HELENA — The state Public Service Commission Tuesday voted 4-1 to approve a $32 million annual, temporary rate increase for NorthWestern Energy’s electric customers in Montana starting next month.
Residential electric rates for NorthWestern’s 342,000 customers in western and central Montana will go up about 6.5 percent on July 1, or $5 a month for an average household.
NorthWestern requested the rate increase nearly three weeks ago, saying it had underestimated costs of buying power for customers for the past year and needed to recover those costs going forward.
The rate increase is considered temporary because the five-member PSC will take a closer look at NorthWestern’s request later this year and could adjust it if the PSC finds that it’s not justified.
Commissioner Roger Koopman, R-Bozeman, said the PSC wasn’t really approving an increase, because it’s only temporary and the PSC will examine it later.
“We will have plenty of time later … to very vigorously look into the merits of (this case) and determine prudence (by the company),” he said.
Yet Commissioner Travis Kavulla, R-Great Falls, who voted against the increase, said NorthWestern had presented few details on why the shortage occurred, including costs linked to a seven-month outage at the Colstrip 4 power plant.
“NorthWestern was still getting a return on (investment) in the plant while it’s not operable, and still asking for a 100 percent replacement of its costs for (buying power),” Kavulla said. “They’ve provided only two pages of explanation. It’s not enough.”
The Colstrip 4 plant tripped offline in July 2013, indicating a “ground fault” in the generator, NorthWestern said. The repair plan took nearly seven months.
Kavulla argued that the temporary rate increase should at least exclude the Colstrip shutdown costs, which a PSC staffer estimated at $11 million.
Koopman dismissed that notion, saying if the PSC denied those costs now and decided later they should be included, ratepayers would still end up paying for them.
“Wouldn’t it be wonderful to grab a headline to say we stood for the consumers today and voted down this motion for an interim rate increase and reduced it by a third,” he said. “Gosh, wouldn’t that be just great? … And then we’d have to explain later to consumers how we visited more expense on them.”
NorthWestern requested the increase as part of its annual electric “tracker,” which is supposed to align the utility’s rates with costs it incurs buying power for its customers.
Claudia Rapkoch, spokeswoman for NorthWestern Energy in Butte, said the tracker mechanism has been forecasting much lower electricity market costs in the coming year, automatically adjusting rates downward for the past year.
However, costs didn’t end up dropping that much, so the company now must collect more money to cover its actual costs of buying electricity on the market to serve customers, she said.
The company also had to buy power to replace electricity it expected to get from the Colstrip 4 plant, which was out of service from July 2013 through late January this year.
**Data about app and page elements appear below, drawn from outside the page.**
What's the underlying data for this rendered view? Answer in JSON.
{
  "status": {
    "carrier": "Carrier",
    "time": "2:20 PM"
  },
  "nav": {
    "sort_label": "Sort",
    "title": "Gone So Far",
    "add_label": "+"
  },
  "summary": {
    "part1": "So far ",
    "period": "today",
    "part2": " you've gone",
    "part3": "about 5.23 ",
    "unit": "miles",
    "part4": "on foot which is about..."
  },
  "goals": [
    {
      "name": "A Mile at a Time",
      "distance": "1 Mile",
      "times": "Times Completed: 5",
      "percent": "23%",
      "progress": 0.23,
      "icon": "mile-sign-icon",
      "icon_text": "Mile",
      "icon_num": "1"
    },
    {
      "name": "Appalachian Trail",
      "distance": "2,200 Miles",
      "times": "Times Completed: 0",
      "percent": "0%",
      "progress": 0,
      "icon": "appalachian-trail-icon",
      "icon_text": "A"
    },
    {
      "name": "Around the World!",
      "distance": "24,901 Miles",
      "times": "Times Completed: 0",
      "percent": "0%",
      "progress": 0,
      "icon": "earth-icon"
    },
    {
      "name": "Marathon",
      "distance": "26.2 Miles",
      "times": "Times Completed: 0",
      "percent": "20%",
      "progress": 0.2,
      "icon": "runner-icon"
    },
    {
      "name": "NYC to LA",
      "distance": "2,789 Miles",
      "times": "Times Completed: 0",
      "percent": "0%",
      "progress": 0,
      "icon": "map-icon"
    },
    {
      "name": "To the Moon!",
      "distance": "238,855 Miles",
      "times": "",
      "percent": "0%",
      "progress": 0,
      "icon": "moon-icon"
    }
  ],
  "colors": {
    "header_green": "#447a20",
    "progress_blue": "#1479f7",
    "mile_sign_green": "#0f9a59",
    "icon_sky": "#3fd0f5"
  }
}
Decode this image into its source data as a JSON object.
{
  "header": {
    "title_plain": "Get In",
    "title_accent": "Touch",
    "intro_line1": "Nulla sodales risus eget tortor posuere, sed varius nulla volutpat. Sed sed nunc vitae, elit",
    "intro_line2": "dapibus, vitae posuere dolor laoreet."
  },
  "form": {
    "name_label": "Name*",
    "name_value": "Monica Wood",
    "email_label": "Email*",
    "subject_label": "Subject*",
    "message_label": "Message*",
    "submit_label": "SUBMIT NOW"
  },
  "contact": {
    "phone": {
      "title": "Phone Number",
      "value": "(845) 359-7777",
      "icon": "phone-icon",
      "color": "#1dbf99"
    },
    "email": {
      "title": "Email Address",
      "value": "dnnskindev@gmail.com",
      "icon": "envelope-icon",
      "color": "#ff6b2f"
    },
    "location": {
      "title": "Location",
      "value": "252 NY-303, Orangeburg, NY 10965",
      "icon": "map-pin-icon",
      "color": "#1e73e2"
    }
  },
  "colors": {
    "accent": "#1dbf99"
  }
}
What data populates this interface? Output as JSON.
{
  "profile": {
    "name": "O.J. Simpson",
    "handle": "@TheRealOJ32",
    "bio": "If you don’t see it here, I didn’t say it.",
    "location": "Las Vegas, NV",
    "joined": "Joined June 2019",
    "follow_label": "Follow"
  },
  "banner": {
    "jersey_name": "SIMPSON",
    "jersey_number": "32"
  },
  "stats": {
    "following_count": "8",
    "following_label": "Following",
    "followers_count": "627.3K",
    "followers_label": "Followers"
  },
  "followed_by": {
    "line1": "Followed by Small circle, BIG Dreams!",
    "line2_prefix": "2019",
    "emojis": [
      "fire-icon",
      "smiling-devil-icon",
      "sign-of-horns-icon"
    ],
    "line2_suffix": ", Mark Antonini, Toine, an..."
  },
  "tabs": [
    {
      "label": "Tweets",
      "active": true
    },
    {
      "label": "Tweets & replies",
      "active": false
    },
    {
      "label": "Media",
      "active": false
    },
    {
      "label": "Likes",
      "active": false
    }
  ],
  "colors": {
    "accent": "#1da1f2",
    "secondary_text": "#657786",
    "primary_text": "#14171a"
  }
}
NorthWestern owns a portion of the Colstrip plant and normally uses that power to supply its customers.
The increase does not include any additional costs that NorthWestern would incur from buying 12 hydroelectric and storage dams from PPL Montana. The company is proposing to buy the dams for $900 million, and fold that cost into rates later this year.